▶ **ABOUT THIS TASK**
Respond with nothing but the number of lines in this data that include the word "note".

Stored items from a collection
####
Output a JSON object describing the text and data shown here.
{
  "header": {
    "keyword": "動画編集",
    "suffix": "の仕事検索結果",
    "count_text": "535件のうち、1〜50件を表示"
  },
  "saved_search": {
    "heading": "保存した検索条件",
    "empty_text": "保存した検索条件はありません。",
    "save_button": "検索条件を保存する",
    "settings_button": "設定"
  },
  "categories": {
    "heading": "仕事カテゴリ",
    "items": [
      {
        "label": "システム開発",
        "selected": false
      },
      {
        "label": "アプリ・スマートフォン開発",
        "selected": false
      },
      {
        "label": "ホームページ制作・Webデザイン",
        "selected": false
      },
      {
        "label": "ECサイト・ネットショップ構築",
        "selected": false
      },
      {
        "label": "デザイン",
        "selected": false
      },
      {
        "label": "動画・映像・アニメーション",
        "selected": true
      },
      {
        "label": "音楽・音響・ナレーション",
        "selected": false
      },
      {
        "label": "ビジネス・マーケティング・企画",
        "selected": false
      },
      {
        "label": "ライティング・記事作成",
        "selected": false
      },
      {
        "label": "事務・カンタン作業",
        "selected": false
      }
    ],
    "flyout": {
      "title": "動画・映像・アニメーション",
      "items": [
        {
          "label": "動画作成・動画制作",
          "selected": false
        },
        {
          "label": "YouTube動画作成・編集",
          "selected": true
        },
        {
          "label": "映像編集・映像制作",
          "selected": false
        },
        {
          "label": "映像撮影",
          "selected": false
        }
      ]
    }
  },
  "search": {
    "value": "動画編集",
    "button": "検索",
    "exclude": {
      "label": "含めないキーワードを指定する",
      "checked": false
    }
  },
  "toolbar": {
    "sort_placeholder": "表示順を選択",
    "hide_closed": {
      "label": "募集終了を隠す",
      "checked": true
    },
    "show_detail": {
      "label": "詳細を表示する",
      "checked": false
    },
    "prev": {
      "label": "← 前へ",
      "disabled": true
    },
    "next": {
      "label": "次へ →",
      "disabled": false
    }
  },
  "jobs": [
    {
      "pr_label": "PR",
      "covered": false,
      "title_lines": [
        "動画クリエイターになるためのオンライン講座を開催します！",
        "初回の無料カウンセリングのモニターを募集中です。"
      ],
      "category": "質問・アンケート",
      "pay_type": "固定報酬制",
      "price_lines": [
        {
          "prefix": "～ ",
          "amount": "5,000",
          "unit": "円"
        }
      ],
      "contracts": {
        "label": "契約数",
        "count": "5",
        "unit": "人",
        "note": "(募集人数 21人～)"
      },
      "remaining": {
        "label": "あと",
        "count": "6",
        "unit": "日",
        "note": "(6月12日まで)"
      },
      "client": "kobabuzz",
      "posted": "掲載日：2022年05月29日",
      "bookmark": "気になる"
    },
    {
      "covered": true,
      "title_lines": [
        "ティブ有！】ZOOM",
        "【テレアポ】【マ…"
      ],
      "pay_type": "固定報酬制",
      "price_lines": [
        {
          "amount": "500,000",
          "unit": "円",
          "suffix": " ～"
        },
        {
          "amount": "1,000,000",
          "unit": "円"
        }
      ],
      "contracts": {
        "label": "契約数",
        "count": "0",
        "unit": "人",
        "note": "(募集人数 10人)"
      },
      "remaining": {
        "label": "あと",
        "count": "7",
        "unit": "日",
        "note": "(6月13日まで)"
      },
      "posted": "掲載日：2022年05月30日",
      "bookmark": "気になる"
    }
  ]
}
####
▶ **SOLUTION**
4